[[ Supplied material, beginning ]]

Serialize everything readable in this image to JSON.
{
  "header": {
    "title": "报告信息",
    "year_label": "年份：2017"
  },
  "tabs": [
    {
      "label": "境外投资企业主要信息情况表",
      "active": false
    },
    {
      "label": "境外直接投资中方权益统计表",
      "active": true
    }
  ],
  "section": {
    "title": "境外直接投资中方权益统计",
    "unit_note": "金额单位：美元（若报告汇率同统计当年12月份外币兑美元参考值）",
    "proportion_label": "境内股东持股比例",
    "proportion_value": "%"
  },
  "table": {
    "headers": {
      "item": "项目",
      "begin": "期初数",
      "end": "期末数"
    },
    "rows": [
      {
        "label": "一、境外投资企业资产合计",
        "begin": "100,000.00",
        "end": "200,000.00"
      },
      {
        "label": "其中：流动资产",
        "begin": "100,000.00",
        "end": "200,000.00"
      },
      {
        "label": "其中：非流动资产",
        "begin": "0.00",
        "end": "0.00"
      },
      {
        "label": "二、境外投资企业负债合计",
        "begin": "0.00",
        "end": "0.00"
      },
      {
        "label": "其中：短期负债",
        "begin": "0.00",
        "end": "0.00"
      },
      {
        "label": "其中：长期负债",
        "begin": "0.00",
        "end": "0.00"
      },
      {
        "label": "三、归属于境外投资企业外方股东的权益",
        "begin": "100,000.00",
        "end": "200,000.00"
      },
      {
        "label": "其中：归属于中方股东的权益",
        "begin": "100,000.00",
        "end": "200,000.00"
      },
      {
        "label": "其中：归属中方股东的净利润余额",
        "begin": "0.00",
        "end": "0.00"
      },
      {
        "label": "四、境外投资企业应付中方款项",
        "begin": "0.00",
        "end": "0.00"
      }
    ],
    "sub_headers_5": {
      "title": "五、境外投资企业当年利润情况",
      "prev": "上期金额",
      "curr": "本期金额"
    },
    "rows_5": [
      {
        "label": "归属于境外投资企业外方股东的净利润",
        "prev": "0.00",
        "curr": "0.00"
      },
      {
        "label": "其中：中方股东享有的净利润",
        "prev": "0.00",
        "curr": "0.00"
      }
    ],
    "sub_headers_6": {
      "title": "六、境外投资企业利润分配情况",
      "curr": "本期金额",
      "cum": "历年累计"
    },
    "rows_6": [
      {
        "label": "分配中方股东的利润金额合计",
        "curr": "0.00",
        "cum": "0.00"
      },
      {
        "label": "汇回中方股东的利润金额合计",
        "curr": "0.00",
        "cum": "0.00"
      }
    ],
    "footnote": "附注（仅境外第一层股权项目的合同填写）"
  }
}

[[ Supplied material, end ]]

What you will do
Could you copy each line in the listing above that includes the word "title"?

Answer area
    "title": "报告信息",
    "title": "境外直接投资中方权益统计",
      "title": "五、境外投资企业当年利润情况",
      "title": "六、境外投资企业利润分配情况",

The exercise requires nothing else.